**What is needed:**
Would you go through the records below and copy each line with the string "title"?

===============

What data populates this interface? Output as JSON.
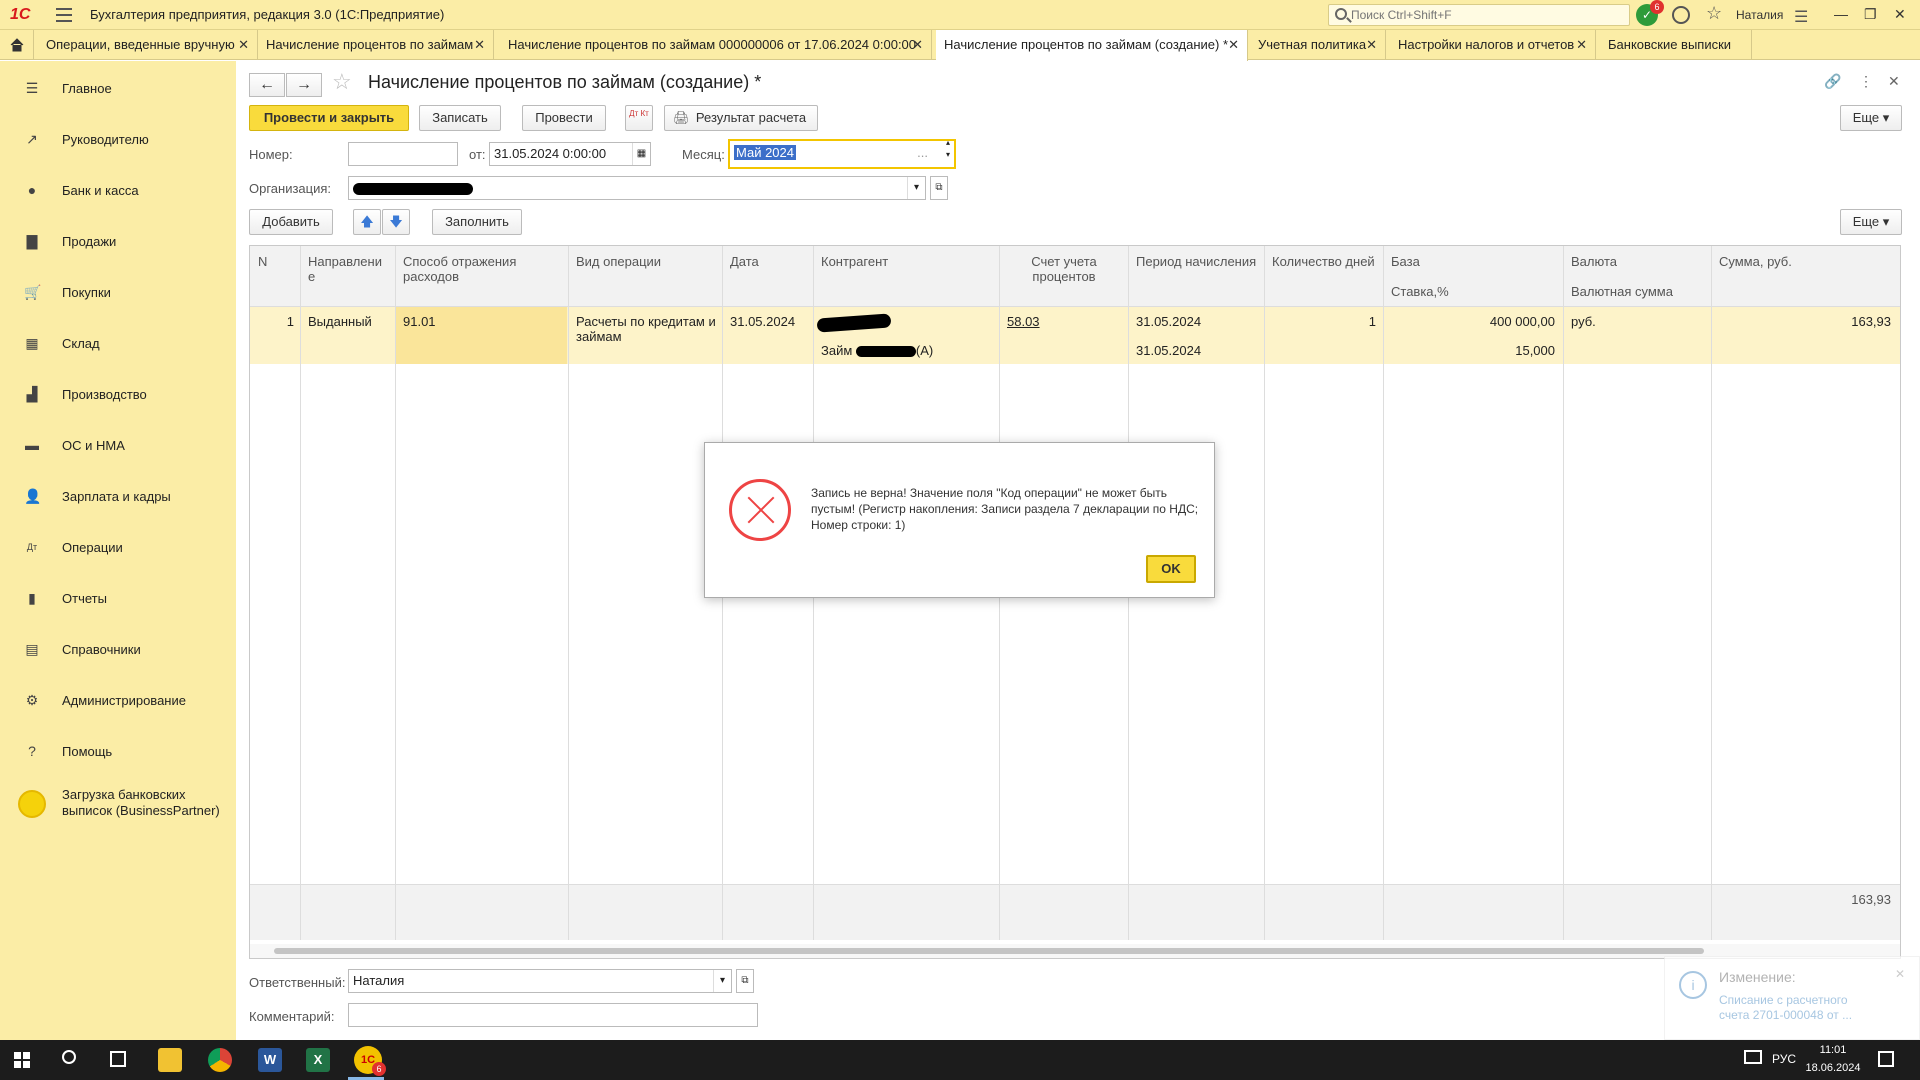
{
  "app": {
    "logo": "1С",
    "title": "Бухгалтерия предприятия, редакция 3.0  (1С:Предприятие)",
    "search_placeholder": "Поиск Ctrl+Shift+F",
    "notif_count": "6",
    "user": "Наталия"
  },
  "tabs": [
    {
      "label": "Операции, введенные вручную"
    },
    {
      "label": "Начисление процентов по займам"
    },
    {
      "label": "Начисление процентов по займам 000000006 от 17.06.2024 0:00:00"
    },
    {
      "label": "Начисление процентов по займам (создание) *"
    },
    {
      "label": "Учетная политика"
    },
    {
      "label": "Настройки налогов и отчетов"
    },
    {
      "label": "Банковские выписки"
    }
  ],
  "sidebar": {
    "items": [
      {
        "label": "Главное",
        "icon": "menu-icon"
      },
      {
        "label": "Руководителю",
        "icon": "trend-icon"
      },
      {
        "label": "Банк и касса",
        "icon": "bank-icon"
      },
      {
        "label": "Продажи",
        "icon": "bag-icon"
      },
      {
        "label": "Покупки",
        "icon": "cart-icon"
      },
      {
        "label": "Склад",
        "icon": "warehouse-icon"
      },
      {
        "label": "Производство",
        "icon": "factory-icon"
      },
      {
        "label": "ОС и НМА",
        "icon": "truck-icon"
      },
      {
        "label": "Зарплата и кадры",
        "icon": "person-icon"
      },
      {
        "label": "Операции",
        "icon": "operations-icon"
      },
      {
        "label": "Отчеты",
        "icon": "chart-icon"
      },
      {
        "label": "Справочники",
        "icon": "book-icon"
      },
      {
        "label": "Администрирование",
        "icon": "gear-icon"
      },
      {
        "label": "Помощь",
        "icon": "help-icon"
      },
      {
        "label": "Загрузка банковских выписок (BusinessPartner)",
        "icon": "circle-icon"
      }
    ]
  },
  "form": {
    "title": "Начисление процентов по займам (создание) *",
    "buttons": {
      "post_close": "Провести и закрыть",
      "save": "Записать",
      "post": "Провести",
      "dtkt": "Дт Кт",
      "result": "Результат расчета",
      "more": "Еще",
      "add": "Добавить",
      "fill": "Заполнить",
      "more2": "Еще"
    },
    "number_label": "Номер:",
    "number_value": "",
    "date_label": "от:",
    "date_value": "31.05.2024  0:00:00",
    "month_label": "Месяц:",
    "month_value": "Май 2024",
    "org_label": "Организация:",
    "responsible_label": "Ответственный:",
    "responsible_value": "Наталия",
    "comment_label": "Комментарий:",
    "comment_value": ""
  },
  "table": {
    "headers": {
      "n": "N",
      "direction": "Направлени е",
      "method": "Способ отражения расходов",
      "op_type": "Вид операции",
      "date": "Дата",
      "counterparty": "Контрагент",
      "account": "Счет учета процентов",
      "period": "Период начисления",
      "days": "Количество дней",
      "base": "База",
      "rate": "Ставка,%",
      "currency": "Валюта",
      "cur_amount": "Валютная сумма",
      "sum": "Сумма, руб."
    },
    "row": {
      "n": "1",
      "direction": "Выданный",
      "method": "91.01",
      "op_type": "Расчеты по кредитам и займам",
      "date": "31.05.2024",
      "loan": "Займ",
      "loan_suffix": "(А)",
      "account": "58.03",
      "period1": "31.05.2024",
      "period2": "31.05.2024",
      "days": "1",
      "base": "400 000,00",
      "rate": "15,000",
      "currency": "руб.",
      "sum": "163,93"
    },
    "total": "163,93"
  },
  "dialog": {
    "message": "Запись не верна! Значение поля \"Код операции\" не может быть пустым! (Регистр накопления: Записи раздела 7 декларации по НДС; Номер строки: 1)",
    "ok": "OK"
  },
  "toast": {
    "title": "Изменение:",
    "text": "Списание с расчетного счета 2701-000048 от ..."
  },
  "taskbar": {
    "lang": "РУС",
    "time": "11:01",
    "date": "18.06.2024",
    "app_badge": "6"
  }
}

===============

**Written response:**
    "title": "Бухгалтерия предприятия, редакция 3.0  (1С:Предприятие)",
    "title": "Начисление процентов по займам (создание) *",
    "title": "Изменение:",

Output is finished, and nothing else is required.